“Happy Rimbaud’s Birthday,” Patti Smith said to a scrum of journalists, as she walked into her exhibition at the Wadsworth Atheneum, in Hartford, Connecticut, yesterday. The French poet Arthur Rimbaud would have been 157. Ms. Smith has been celebrating the day for 47 years.
She was wearing black glasses, black shoes and a long black jacket, which was designed by a friend, the Belgian fashion designer Ann Demeulemeester, she said, pointing to her in two of the tiny black-and-white photographs that lined the galleries.
Nearby was a long replica of the wooden litter that once carried Rimbaud, stricken with gangrene in one of his legs, down a mountain in Ethiopia and hundreds of miles to a boat bound for Marseilles, France, where he sought a doctor.
“Ann’s such an angel,” the singer said, “and it’s nice for Arthur to have a guardian angel.”
Death is everywhere in the exhibition. Ms. Smith photographed the graves of Modigliani, Brancusi and Blake, Percy Shelley, Susan Sontag and Walt Whitman. She begins with a simple Polaroid snapshot, which she then photographs again and prints as silver gelatins. There are about 70 in the exhibition, which is called “Camera Solo”—“a room of one’s own,” loosely, in Italian.
Some images show the beds of artists, including those of the poet Jim Carroll (gray and austere), Victor Hugo (held by rich, polished wood), and Keats, whose simple white bedding is cloaked in shadows. “You can feel the sickness in his room,” Ms. Smith said. “There is an instant sense of melancholy.”
“My own bed is littered with crap,” Ms. Smith said, when asked if she ever depicts her own sleeping quarters. “I work in my bed, and I watch Law and Order in my bed.” After speaking for a while, she excused herself to test the sound for the evening’s concert, an annual tradition on Rimbaud’s birthday.

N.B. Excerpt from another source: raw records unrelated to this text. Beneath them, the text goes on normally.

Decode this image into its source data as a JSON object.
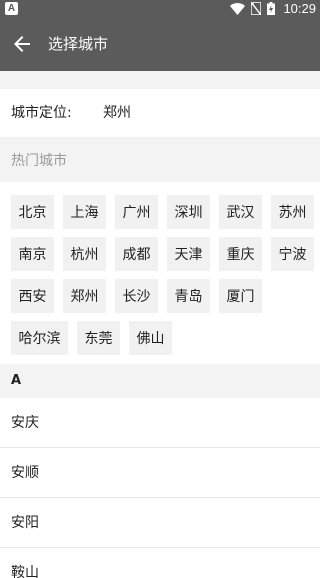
{
  "status_bar": {
    "app_icon_letter": "A",
    "time": "10:29"
  },
  "app_bar": {
    "back_icon": "arrow-left-icon",
    "title": "选择城市"
  },
  "location": {
    "label": "城市定位:",
    "value": "郑州"
  },
  "hot_cities": {
    "title": "热门城市",
    "rows": [
      [
        "北京",
        "上海",
        "广州",
        "深圳",
        "武汉",
        "苏州"
      ],
      [
        "南京",
        "杭州",
        "成都",
        "天津",
        "重庆",
        "宁波"
      ],
      [
        "西安",
        "郑州",
        "长沙",
        "青岛",
        "厦门"
      ],
      [
        "哈尔滨",
        "东莞",
        "佛山"
      ]
    ]
  },
  "section": {
    "letter": "A"
  },
  "city_list": [
    "安庆",
    "安顺",
    "安阳",
    "鞍山"
  ],
  "colors": {
    "app_bar": "#5b5b5b",
    "background_band": "#f3f3f3",
    "chip": "#f1f1f1"
  }
}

A few vitrines function as reliquaries, holding the artist’s prized possessions: photographer Robert Mapplethorpe’s blush Belgian shoes, monogrammed with a golden “RM,” photos of her parents (Rolodex cards inscribed “Mommy” and “Daddy” in her ornate script sit below them) and the original image that adorns the cover of her recent memoir, Just Kids, which shows her with Mapplethorpe in 1969 at Coney Island. They are celebrating their second anniversary.
Wadsworth director Susan Lubowsky Talbott, who curated the exhibition, likened Ms. Smith’s photographs to “symbolic portraits,” with objects taking the place of absent subjects: Roberto Bolaño’s chair, the river Ouse (in which Virginia Woolf drowned herself), the life mask of Blake.
“Her aesthetic is rooted in the 19th century,” Ms. Talbott said, describing Ms. Smith’s practice, which often points into the past, back to Romantic poets or her own life in 1970s New York, in poverty and surrounded by artists. “She is never irreverent,” the curator noted. The works radiate sincerity. “Beauty,” she said, “has been such a difficult subject for contemporary artists.”
Later, in the evening, hundreds–trustees, museum donors, assorted guests–arrived for the opening reception, and after a few drinks, noisily, giddily moved into the museum’s plush theater, where, Ms. Talbott noted, Gertrude Stein’s opera Four Saints in Three Acts debuted in 1934.
Ms. Smith walked on stage cradling a large stack of books, accompanied by longtime collaborator Lenny Kaye, who held a guitar, and her daughter Jesse, who sat at a grand piano. She opened with “Grateful,” a tribute to Grateful Dead singer Jerry Garcia, and then read Blake’s poem “The Tyger,” alternating throughout the evening between songs and poems.
She read from her preface to a Rimbaud reissue, and from the final letter she wrote to Mapplethorpe, which arrived after he had died of AIDS in 1989. The room was silent.
Near the end of her set she spoke of a recent visit to Madrid, as protests swept through the city, and she brought up the Occupy Wall Street movements now sweeping the world, which recently arrived in Hartford.
“I think the important thing is that they are there, declaring their existence,” she told the crowd. “We should look at them with love and pride. They want what we all want. They want to rebuild the world and make it better.” There was scattered applause and a few cheers.
“The people rule,” she cried, ending a fierce version of “Peaceable Kingdom” later in the evening, her first raised into the air. “Occupy.”
It took only a single motion of her hands for Ms. Smith to have most of the audience clapping in unison when she wanted them to do so, as she did closing her set with “Because the Night.” She left the to a standing ovation, and then returned to the stage with her band., motioning the crowd to remain standing as she launched into “People Have the Power.”
“It’s decreed, the people rule,” she sang, and many in the crowd sang along with her. Some danced, hands waving above their heads. “It’s decreed, the people rule.”